Seeking South Dakota Longbeards
I don't get to hunt turkeys very often. My four kids, their spring sports and my business just don't leave me with much time. That's why I was thrilled when I discovered the hole in my calendar matched perfectly with the Byers Media turkey hunt scheduled for the end of April. So, I packed my bags and headed west from Alabama to South Dakota in pursuit of Merriam's and Osceolas.
I'd hunted the region near Kadoka, SD, before, but I'll never get tired of the rolling hills, golden prairies and abundant wildlife in that part of the country. The hunting isn't easy. To be truthful, this Alabama girl struggled ascending some of the steep hills in pursuit of the agile, long-legged longbeards that call that area home. But, in the end, it paid off. Decked out in Banded Realtree camo and donning a Remington 870, I made the most of the hunt and filled my tag.
We couldn't have asked for better weather the first morning of our hunt. Blue, clear skies and a cool, crisp morning made for a great start.
They weren't responding to our calls or the decoys, so our primary tactic was to locate them at a distance and sneak in as close as we could get.
We hiked and climbed in search of longbeards from sun up until sundown with a short break in-between. By the way, sundown wasn't until almost 9 p.m. each night. To say I was exhausted by day's end is an understatement.
The landscape was dotted with the dried, bleached bones of cows that'd seen better days.

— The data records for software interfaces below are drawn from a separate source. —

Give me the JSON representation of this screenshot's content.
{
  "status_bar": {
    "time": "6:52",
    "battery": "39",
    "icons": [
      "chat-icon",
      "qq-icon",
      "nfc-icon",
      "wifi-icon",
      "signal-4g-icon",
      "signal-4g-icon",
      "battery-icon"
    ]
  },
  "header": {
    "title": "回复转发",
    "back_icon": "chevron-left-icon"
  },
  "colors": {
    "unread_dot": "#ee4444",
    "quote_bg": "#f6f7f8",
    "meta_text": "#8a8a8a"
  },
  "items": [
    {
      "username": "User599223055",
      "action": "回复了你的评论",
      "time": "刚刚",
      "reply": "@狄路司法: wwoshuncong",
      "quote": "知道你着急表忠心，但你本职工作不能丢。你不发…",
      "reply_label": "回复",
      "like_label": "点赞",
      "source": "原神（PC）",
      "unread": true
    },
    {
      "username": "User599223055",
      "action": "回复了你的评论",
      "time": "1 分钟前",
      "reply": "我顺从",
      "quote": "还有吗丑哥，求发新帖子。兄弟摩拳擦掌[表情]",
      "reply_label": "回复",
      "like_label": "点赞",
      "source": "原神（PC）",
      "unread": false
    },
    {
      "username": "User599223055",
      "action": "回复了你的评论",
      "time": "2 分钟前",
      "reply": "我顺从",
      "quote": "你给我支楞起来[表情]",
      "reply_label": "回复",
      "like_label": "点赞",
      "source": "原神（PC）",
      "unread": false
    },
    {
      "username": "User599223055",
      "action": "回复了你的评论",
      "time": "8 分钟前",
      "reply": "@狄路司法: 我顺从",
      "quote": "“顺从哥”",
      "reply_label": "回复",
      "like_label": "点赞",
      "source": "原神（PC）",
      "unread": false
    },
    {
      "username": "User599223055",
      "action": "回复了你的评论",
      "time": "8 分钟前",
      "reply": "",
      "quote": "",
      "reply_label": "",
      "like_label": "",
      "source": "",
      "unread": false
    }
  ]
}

Three of our hunting party attempted a sneak attack on a group of gobblers and hens we spotted in a field to no avail. The wary gobblers in that region of the country pick up on the slightest of movement and won't stick around once they're spooked.
Can you see the birds in the distant field? They were there and moving closer, but the toms refused to cross the creek to our side.
We were hunting in cow country and pretty much each time we'd get set up, a group of curious cows would gather around us and just stare. Luckily for us, they never caused any issues, but that's not always the case. In fact, there are several reasons many turkey hunters hate cows.
We'd chased this longbeard and his buddies all morning long, but they managed to evade us each time. As we were trekking back to the truck, we spotted these guys in a draw to the right of us. I snuck up the side of the hill with Ken Byers, owner of Byers Media, by my side and managed to make a good shot on this guy!
Here I am getting a closer look at my bird.
Since I'm a small-framed female, my larger hunting companions often offer to carry my bird out of the field for me. But, that goes against my own personal rule of toting my bird back to camp, no matter how long the distance or how big the bird.
Outdoor writer Joe Byers shows off his beautiful South Dakota longbeard.
Ya gotta do the trophy shots after the hunt is completed.
Weighing the birds upon arrival back at camp.
When we all got back to camp with our birds, we had a bit more time to get a good look at them and examine their beard and spur length.
Four longbeards hang from a tree limb after the first morning's hunt. Pretty good success if you ask me.
One of the hunters in camp tagged a banded bird. How cool is that? Have you ever shot a banded turkey? Check out this hunt that resulted in a banded gobbler with a radio collar.
One of the best things about sharing camp with people you've not met is the opportunity to make new friends. Autumn Ifland, Byers Media account manager, and I hit it off right from the start.
This is what I call a successful camp. Best of all, we still had a day and a half worth of hunting left, so more birds were tagged.
The hunt's not complete until you've butchered your bird and prepared the meat for an upcoming meal!
Do you have a favorite wild turkey recipe? Check out Michael Pendley's favorite turkey recipes in his Timber 2 Table blog. You're sure to find one you love.